# MATERIAL TO PROCESS:
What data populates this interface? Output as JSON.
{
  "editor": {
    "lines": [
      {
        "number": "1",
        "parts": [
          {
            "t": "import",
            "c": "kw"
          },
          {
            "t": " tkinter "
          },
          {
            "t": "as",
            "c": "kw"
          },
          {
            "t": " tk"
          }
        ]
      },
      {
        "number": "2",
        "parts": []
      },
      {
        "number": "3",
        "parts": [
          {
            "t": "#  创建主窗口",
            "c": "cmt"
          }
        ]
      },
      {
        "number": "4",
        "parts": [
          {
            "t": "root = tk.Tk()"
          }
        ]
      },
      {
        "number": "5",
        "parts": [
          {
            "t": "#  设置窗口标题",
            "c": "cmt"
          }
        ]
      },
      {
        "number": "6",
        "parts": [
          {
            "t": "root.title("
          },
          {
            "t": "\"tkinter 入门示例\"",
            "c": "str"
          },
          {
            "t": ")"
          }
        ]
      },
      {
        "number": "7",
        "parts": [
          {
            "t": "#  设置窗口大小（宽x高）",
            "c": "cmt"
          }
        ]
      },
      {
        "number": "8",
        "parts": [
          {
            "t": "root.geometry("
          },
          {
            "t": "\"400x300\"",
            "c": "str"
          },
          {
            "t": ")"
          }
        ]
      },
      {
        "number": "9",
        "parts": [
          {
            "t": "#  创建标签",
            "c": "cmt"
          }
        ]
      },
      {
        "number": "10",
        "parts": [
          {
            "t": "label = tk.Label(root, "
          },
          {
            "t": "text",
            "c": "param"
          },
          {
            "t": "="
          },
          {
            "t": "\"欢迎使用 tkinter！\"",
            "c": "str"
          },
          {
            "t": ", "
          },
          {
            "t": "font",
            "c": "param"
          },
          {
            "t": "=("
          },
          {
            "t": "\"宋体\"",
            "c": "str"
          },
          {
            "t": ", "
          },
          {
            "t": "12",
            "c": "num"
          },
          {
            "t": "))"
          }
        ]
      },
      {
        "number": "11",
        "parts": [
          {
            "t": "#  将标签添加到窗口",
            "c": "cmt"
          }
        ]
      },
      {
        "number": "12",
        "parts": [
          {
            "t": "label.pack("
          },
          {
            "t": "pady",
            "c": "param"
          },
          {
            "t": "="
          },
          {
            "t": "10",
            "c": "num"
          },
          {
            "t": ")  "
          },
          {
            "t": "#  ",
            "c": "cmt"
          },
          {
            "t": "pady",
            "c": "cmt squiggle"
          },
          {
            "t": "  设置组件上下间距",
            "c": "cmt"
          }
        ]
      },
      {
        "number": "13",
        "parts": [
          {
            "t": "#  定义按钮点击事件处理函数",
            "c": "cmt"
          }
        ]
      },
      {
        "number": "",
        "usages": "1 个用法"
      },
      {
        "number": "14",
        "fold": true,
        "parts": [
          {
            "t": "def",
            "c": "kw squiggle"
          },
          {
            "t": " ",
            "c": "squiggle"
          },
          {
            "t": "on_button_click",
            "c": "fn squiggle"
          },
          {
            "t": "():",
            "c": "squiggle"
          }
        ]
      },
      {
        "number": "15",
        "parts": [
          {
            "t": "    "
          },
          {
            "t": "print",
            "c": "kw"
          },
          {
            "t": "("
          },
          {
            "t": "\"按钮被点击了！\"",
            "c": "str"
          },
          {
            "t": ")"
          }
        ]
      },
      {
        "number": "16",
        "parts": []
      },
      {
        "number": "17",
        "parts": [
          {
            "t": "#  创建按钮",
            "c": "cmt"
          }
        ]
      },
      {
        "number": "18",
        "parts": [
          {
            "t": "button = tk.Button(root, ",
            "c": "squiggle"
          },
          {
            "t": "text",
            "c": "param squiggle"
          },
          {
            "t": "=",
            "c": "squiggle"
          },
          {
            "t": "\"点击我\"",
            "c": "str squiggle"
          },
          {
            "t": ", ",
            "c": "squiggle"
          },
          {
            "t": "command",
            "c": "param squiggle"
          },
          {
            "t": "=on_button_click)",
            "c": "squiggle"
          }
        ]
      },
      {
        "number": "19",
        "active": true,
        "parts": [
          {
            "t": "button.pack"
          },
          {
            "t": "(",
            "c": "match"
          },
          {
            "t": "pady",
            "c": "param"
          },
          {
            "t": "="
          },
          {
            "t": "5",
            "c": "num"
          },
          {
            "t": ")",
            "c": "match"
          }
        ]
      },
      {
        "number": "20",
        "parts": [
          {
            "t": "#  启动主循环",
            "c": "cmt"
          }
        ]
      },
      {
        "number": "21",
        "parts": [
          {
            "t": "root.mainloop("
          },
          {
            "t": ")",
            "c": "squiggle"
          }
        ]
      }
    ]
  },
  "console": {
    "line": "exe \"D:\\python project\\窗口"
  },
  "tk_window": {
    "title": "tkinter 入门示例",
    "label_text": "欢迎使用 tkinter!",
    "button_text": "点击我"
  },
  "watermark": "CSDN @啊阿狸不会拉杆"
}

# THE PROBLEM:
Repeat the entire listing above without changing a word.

# RESPONSE FOR THIS EXERCISE:
What data populates this interface? Output as JSON.
{
  "editor": {
    "lines": [
      {
        "number": "1",
        "parts": [
          {
            "t": "import",
            "c": "kw"
          },
          {
            "t": " tkinter "
          },
          {
            "t": "as",
            "c": "kw"
          },
          {
            "t": " tk"
          }
        ]
      },
      {
        "number": "2",
        "parts": []
      },
      {
        "number": "3",
        "parts": [
          {
            "t": "#  创建主窗口",
            "c": "cmt"
          }
        ]
      },
      {
        "number": "4",
        "parts": [
          {
            "t": "root = tk.Tk()"
          }
        ]
      },
      {
        "number": "5",
        "parts": [
          {
            "t": "#  设置窗口标题",
            "c": "cmt"
          }
        ]
      },
      {
        "number": "6",
        "parts": [
          {
            "t": "root.title("
          },
          {
            "t": "\"tkinter 入门示例\"",
            "c": "str"
          },
          {
            "t": ")"
          }
        ]
      },
      {
        "number": "7",
        "parts": [
          {
            "t": "#  设置窗口大小（宽x高）",
            "c": "cmt"
          }
        ]
      },
      {
        "number": "8",
        "parts": [
          {
            "t": "root.geometry("
          },
          {
            "t": "\"400x300\"",
            "c": "str"
          },
          {
            "t": ")"
          }
        ]
      },
      {
        "number": "9",
        "parts": [
          {
            "t": "#  创建标签",
            "c": "cmt"
          }
        ]
      },
      {
        "number": "10",
        "parts": [
          {
            "t": "label = tk.Label(root, "
          },
          {
            "t": "text",
            "c": "param"
          },
          {
            "t": "="
          },
          {
            "t": "\"欢迎使用 tkinter！\"",
            "c": "str"
          },
          {
            "t": ", "
          },
          {
            "t": "font",
            "c": "param"
          },
          {
            "t": "=("
          },
          {
            "t": "\"宋体\"",
            "c": "str"
          },
          {
            "t": ", "
          },
          {
            "t": "12",
            "c": "num"
          },
          {
            "t": "))"
          }
        ]
      },
      {
        "number": "11",
        "parts": [
          {
            "t": "#  将标签添加到窗口",
            "c": "cmt"
          }
        ]
      },
      {
        "number": "12",
        "parts": [
          {
            "t": "label.pack("
          },
          {
            "t": "pady",
            "c": "param"
          },
          {
            "t": "="
          },
          {
            "t": "10",
            "c": "num"
          },
          {
            "t": ")  "
          },
          {
            "t": "#  ",
            "c": "cmt"
          },
          {
            "t": "pady",
            "c": "cmt squiggle"
          },
          {
            "t": "  设置组件上下间距",
            "c": "cmt"
          }
        ]
      },
      {
        "number": "13",
        "parts": [
          {
            "t": "#  定义按钮点击事件处理函数",
            "c": "cmt"
          }
        ]
      },
      {
        "number": "",
        "usages": "1 个用法"
      },
      {
        "number": "14",
        "fold": true,
        "parts": [
          {
            "t": "def",
            "c": "kw squiggle"
          },
          {
            "t": " ",
            "c": "squiggle"
          },
          {
            "t": "on_button_click",
            "c": "fn squiggle"
          },
          {
            "t": "():",
            "c": "squiggle"
          }
        ]
      },
      {
        "number": "15",
        "parts": [
          {
            "t": "    "
          },
          {
            "t": "print",
            "c": "kw"
          },
          {
            "t": "("
          },
          {
            "t": "\"按钮被点击了！\"",
            "c": "str"
          },
          {
            "t": ")"
          }
        ]
      },
      {
        "number": "16",
        "parts": []
      },
      {
        "number": "17",
        "parts": [
          {
            "t": "#  创建按钮",
            "c": "cmt"
          }
        ]
      },
      {
        "number": "18",
        "parts": [
          {
            "t": "button = tk.Button(root, ",
            "c": "squiggle"
          },
          {
            "t": "text",
            "c": "param squiggle"
          },
          {
            "t": "=",
            "c": "squiggle"
          },
          {
            "t": "\"点击我\"",
            "c": "str squiggle"
          },
          {
            "t": ", ",
            "c": "squiggle"
          },
          {
            "t": "command",
            "c": "param squiggle"
          },
          {
            "t": "=on_button_click)",
            "c": "squiggle"
          }
        ]
      },
      {
        "number": "19",
        "active": true,
        "parts": [
          {
            "t": "button.pack"
          },
          {
            "t": "(",
            "c": "match"
          },
          {
            "t": "pady",
            "c": "param"
          },
          {
            "t": "="
          },
          {
            "t": "5",
            "c": "num"
          },
          {
            "t": ")",
            "c": "match"
          }
        ]
      },
      {
        "number": "20",
        "parts": [
          {
            "t": "#  启动主循环",
            "c": "cmt"
          }
        ]
      },
      {
        "number": "21",
        "parts": [
          {
            "t": "root.mainloop("
          },
          {
            "t": ")",
            "c": "squiggle"
          }
        ]
      }
    ]
  },
  "console": {
    "line": "exe \"D:\\python project\\窗口"
  },
  "tk_window": {
    "title": "tkinter 入门示例",
    "label_text": "欢迎使用 tkinter!",
    "button_text": "点击我"
  },
  "watermark": "CSDN @啊阿狸不会拉杆"
}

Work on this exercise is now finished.